Web page and app entries:

════════

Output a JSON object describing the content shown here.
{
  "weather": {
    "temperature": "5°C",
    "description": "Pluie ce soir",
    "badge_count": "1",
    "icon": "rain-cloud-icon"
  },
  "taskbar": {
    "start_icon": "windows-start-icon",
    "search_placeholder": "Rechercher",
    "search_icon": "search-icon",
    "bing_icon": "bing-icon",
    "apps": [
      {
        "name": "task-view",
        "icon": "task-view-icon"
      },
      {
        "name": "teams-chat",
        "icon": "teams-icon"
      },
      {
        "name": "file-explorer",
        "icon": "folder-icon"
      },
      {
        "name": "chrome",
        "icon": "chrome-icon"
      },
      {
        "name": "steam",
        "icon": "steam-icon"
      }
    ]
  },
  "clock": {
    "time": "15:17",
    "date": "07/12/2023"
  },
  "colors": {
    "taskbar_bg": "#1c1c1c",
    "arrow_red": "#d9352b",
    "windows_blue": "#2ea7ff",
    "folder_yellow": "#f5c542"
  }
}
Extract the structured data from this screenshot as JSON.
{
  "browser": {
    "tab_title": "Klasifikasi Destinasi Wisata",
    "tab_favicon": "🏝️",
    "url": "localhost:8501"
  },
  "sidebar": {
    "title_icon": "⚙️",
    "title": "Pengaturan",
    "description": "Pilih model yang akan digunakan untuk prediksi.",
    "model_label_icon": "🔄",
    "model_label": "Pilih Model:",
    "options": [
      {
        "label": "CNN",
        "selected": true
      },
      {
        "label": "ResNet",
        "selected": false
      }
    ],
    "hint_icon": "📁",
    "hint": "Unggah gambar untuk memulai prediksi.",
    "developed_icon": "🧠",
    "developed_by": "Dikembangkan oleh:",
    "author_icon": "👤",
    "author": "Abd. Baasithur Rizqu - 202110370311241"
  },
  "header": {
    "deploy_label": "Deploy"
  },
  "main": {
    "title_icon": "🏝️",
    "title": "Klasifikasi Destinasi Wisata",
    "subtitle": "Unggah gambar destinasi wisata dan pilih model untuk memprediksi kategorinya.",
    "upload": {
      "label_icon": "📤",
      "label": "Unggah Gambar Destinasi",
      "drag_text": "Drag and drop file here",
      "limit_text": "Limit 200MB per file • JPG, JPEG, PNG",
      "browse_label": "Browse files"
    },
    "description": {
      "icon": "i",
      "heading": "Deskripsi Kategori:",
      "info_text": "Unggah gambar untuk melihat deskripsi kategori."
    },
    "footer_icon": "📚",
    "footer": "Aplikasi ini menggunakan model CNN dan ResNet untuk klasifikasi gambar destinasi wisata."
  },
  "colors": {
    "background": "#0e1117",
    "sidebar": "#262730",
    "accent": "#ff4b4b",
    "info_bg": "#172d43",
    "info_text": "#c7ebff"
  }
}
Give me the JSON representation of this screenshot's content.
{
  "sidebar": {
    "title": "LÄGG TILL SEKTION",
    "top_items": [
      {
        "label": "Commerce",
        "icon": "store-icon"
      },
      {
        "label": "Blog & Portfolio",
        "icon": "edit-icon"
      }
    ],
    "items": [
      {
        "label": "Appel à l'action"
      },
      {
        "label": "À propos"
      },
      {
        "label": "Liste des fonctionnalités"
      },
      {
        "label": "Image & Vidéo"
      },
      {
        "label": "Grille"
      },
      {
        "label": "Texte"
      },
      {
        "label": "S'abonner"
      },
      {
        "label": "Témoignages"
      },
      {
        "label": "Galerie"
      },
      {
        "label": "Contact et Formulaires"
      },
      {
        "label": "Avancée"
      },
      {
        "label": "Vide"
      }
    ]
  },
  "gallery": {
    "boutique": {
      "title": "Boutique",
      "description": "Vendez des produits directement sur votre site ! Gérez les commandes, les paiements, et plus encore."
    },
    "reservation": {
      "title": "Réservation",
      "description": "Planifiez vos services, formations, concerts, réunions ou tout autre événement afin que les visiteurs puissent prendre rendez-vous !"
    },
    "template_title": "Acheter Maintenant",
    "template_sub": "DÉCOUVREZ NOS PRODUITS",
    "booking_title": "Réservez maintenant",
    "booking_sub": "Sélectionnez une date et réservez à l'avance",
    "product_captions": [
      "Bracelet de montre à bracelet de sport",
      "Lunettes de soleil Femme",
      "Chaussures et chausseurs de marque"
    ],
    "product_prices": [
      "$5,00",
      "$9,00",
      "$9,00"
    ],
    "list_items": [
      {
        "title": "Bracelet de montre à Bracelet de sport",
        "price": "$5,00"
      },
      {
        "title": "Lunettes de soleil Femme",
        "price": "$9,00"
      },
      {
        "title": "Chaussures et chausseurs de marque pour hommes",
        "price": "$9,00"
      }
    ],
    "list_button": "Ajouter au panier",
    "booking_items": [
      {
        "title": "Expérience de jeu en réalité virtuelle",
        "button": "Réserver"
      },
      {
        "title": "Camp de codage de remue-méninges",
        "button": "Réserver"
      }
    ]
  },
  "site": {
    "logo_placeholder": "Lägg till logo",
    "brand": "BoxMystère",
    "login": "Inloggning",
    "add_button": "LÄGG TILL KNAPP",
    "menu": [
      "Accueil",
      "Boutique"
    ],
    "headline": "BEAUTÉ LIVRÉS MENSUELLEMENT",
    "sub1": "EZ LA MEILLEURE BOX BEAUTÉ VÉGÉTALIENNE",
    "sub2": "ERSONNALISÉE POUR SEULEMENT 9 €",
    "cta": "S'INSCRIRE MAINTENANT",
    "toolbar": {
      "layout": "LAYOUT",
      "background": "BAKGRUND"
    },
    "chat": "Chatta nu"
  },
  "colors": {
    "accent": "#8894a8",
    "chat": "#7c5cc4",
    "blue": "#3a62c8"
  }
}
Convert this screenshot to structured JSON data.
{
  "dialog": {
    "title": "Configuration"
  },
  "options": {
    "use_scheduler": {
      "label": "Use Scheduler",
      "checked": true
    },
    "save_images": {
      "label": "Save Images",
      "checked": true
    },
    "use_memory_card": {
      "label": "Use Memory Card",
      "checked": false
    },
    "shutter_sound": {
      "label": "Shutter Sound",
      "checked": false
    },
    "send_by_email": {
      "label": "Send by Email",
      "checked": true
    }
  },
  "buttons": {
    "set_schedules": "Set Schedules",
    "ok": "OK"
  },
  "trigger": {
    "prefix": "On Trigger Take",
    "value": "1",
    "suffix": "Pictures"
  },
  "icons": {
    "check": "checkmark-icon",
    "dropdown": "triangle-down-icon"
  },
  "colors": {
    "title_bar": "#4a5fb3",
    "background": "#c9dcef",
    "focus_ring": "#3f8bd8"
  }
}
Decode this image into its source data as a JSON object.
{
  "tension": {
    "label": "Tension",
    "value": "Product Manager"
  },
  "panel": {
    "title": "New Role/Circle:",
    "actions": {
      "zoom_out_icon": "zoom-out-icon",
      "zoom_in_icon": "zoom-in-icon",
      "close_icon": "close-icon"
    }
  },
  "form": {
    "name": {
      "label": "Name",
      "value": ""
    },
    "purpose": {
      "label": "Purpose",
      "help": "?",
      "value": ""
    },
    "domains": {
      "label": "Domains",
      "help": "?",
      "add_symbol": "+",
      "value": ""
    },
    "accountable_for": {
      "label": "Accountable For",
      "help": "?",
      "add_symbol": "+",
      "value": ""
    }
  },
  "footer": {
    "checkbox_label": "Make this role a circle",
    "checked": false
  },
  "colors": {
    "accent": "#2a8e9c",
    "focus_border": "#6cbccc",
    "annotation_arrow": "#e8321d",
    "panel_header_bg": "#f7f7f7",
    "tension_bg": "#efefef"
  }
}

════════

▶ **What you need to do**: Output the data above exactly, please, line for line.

▶ **Answer to the exercise**:
Output a JSON object describing the content shown here.
{
  "weather": {
    "temperature": "5°C",
    "description": "Pluie ce soir",
    "badge_count": "1",
    "icon": "rain-cloud-icon"
  },
  "taskbar": {
    "start_icon": "windows-start-icon",
    "search_placeholder": "Rechercher",
    "search_icon": "search-icon",
    "bing_icon": "bing-icon",
    "apps": [
      {
        "name": "task-view",
        "icon": "task-view-icon"
      },
      {
        "name": "teams-chat",
        "icon": "teams-icon"
      },
      {
        "name": "file-explorer",
        "icon": "folder-icon"
      },
      {
        "name": "chrome",
        "icon": "chrome-icon"
      },
      {
        "name": "steam",
        "icon": "steam-icon"
      }
    ]
  },
  "clock": {
    "time": "15:17",
    "date": "07/12/2023"
  },
  "colors": {
    "taskbar_bg": "#1c1c1c",
    "arrow_red": "#d9352b",
    "windows_blue": "#2ea7ff",
    "folder_yellow": "#f5c542"
  }
}
Extract the structured data from this screenshot as JSON.
{
  "browser": {
    "tab_title": "Klasifikasi Destinasi Wisata",
    "tab_favicon": "🏝️",
    "url": "localhost:8501"
  },
  "sidebar": {
    "title_icon": "⚙️",
    "title": "Pengaturan",
    "description": "Pilih model yang akan digunakan untuk prediksi.",
    "model_label_icon": "🔄",
    "model_label": "Pilih Model:",
    "options": [
      {
        "label": "CNN",
        "selected": true
      },
      {
        "label": "ResNet",
        "selected": false
      }
    ],
    "hint_icon": "📁",
    "hint": "Unggah gambar untuk memulai prediksi.",
    "developed_icon": "🧠",
    "developed_by": "Dikembangkan oleh:",
    "author_icon": "👤",
    "author": "Abd. Baasithur Rizqu - 202110370311241"
  },
  "header": {
    "deploy_label": "Deploy"
  },
  "main": {
    "title_icon": "🏝️",
    "title": "Klasifikasi Destinasi Wisata",
    "subtitle": "Unggah gambar destinasi wisata dan pilih model untuk memprediksi kategorinya.",
    "upload": {
      "label_icon": "📤",
      "label": "Unggah Gambar Destinasi",
      "drag_text": "Drag and drop file here",
      "limit_text": "Limit 200MB per file • JPG, JPEG, PNG",
      "browse_label": "Browse files"
    },
    "description": {
      "icon": "i",
      "heading": "Deskripsi Kategori:",
      "info_text": "Unggah gambar untuk melihat deskripsi kategori."
    },
    "footer_icon": "📚",
    "footer": "Aplikasi ini menggunakan model CNN dan ResNet untuk klasifikasi gambar destinasi wisata."
  },
  "colors": {
    "background": "#0e1117",
    "sidebar": "#262730",
    "accent": "#ff4b4b",
    "info_bg": "#172d43",
    "info_text": "#c7ebff"
  }
}
Give me the JSON representation of this screenshot's content.
{
  "sidebar": {
    "title": "LÄGG TILL SEKTION",
    "top_items": [
      {
        "label": "Commerce",
        "icon": "store-icon"
      },
      {
        "label": "Blog & Portfolio",
        "icon": "edit-icon"
      }
    ],
    "items": [
      {
        "label": "Appel à l'action"
      },
      {
        "label": "À propos"
      },
      {
        "label": "Liste des fonctionnalités"
      },
      {
        "label": "Image & Vidéo"
      },
      {
        "label": "Grille"
      },
      {
        "label": "Texte"
      },
      {
        "label": "S'abonner"
      },
      {
        "label": "Témoignages"
      },
      {
        "label": "Galerie"
      },
      {
        "label": "Contact et Formulaires"
      },
      {
        "label": "Avancée"
      },
      {
        "label": "Vide"
      }
    ]
  },
  "gallery": {
    "boutique": {
      "title": "Boutique",
      "description": "Vendez des produits directement sur votre site ! Gérez les commandes, les paiements, et plus encore."
    },
    "reservation": {
      "title": "Réservation",
      "description": "Planifiez vos services, formations, concerts, réunions ou tout autre événement afin que les visiteurs puissent prendre rendez-vous !"
    },
    "template_title": "Acheter Maintenant",
    "template_sub": "DÉCOUVREZ NOS PRODUITS",
    "booking_title": "Réservez maintenant",
    "booking_sub": "Sélectionnez une date et réservez à l'avance",
    "product_captions": [
      "Bracelet de montre à bracelet de sport",
      "Lunettes de soleil Femme",
      "Chaussures et chausseurs de marque"
    ],
    "product_prices": [
      "$5,00",
      "$9,00",
      "$9,00"
    ],
    "list_items": [
      {
        "title": "Bracelet de montre à Bracelet de sport",
        "price": "$5,00"
      },
      {
        "title": "Lunettes de soleil Femme",
        "price": "$9,00"
      },
      {
        "title": "Chaussures et chausseurs de marque pour hommes",
        "price": "$9,00"
      }
    ],
    "list_button": "Ajouter au panier",
    "booking_items": [
      {
        "title": "Expérience de jeu en réalité virtuelle",
        "button": "Réserver"
      },
      {
        "title": "Camp de codage de remue-méninges",
        "button": "Réserver"
      }
    ]
  },
  "site": {
    "logo_placeholder": "Lägg till logo",
    "brand": "BoxMystère",
    "login": "Inloggning",
    "add_button": "LÄGG TILL KNAPP",
    "menu": [
      "Accueil",
      "Boutique"
    ],
    "headline": "BEAUTÉ LIVRÉS MENSUELLEMENT",
    "sub1": "EZ LA MEILLEURE BOX BEAUTÉ VÉGÉTALIENNE",
    "sub2": "ERSONNALISÉE POUR SEULEMENT 9 €",
    "cta": "S'INSCRIRE MAINTENANT",
    "toolbar": {
      "layout": "LAYOUT",
      "background": "BAKGRUND"
    },
    "chat": "Chatta nu"
  },
  "colors": {
    "accent": "#8894a8",
    "chat": "#7c5cc4",
    "blue": "#3a62c8"
  }
}
Convert this screenshot to structured JSON data.
{
  "dialog": {
    "title": "Configuration"
  },
  "options": {
    "use_scheduler": {
      "label": "Use Scheduler",
      "checked": true
    },
    "save_images": {
      "label": "Save Images",
      "checked": true
    },
    "use_memory_card": {
      "label": "Use Memory Card",
      "checked": false
    },
    "shutter_sound": {
      "label": "Shutter Sound",
      "checked": false
    },
    "send_by_email": {
      "label": "Send by Email",
      "checked": true
    }
  },
  "buttons": {
    "set_schedules": "Set Schedules",
    "ok": "OK"
  },
  "trigger": {
    "prefix": "On Trigger Take",
    "value": "1",
    "suffix": "Pictures"
  },
  "icons": {
    "check": "checkmark-icon",
    "dropdown": "triangle-down-icon"
  },
  "colors": {
    "title_bar": "#4a5fb3",
    "background": "#c9dcef",
    "focus_ring": "#3f8bd8"
  }
}
Decode this image into its source data as a JSON object.
{
  "tension": {
    "label": "Tension",
    "value": "Product Manager"
  },
  "panel": {
    "title": "New Role/Circle:",
    "actions": {
      "zoom_out_icon": "zoom-out-icon",
      "zoom_in_icon": "zoom-in-icon",
      "close_icon": "close-icon"
    }
  },
  "form": {
    "name": {
      "label": "Name",
      "value": ""
    },
    "purpose": {
      "label": "Purpose",
      "help": "?",
      "value": ""
    },
    "domains": {
      "label": "Domains",
      "help": "?",
      "add_symbol": "+",
      "value": ""
    },
    "accountable_for": {
      "label": "Accountable For",
      "help": "?",
      "add_symbol": "+",
      "value": ""
    }
  },
  "footer": {
    "checkbox_label": "Make this role a circle",
    "checked": false
  },
  "colors": {
    "accent": "#2a8e9c",
    "focus_border": "#6cbccc",
    "annotation_arrow": "#e8321d",
    "panel_header_bg": "#f7f7f7",
    "tension_bg": "#efefef"
  }
}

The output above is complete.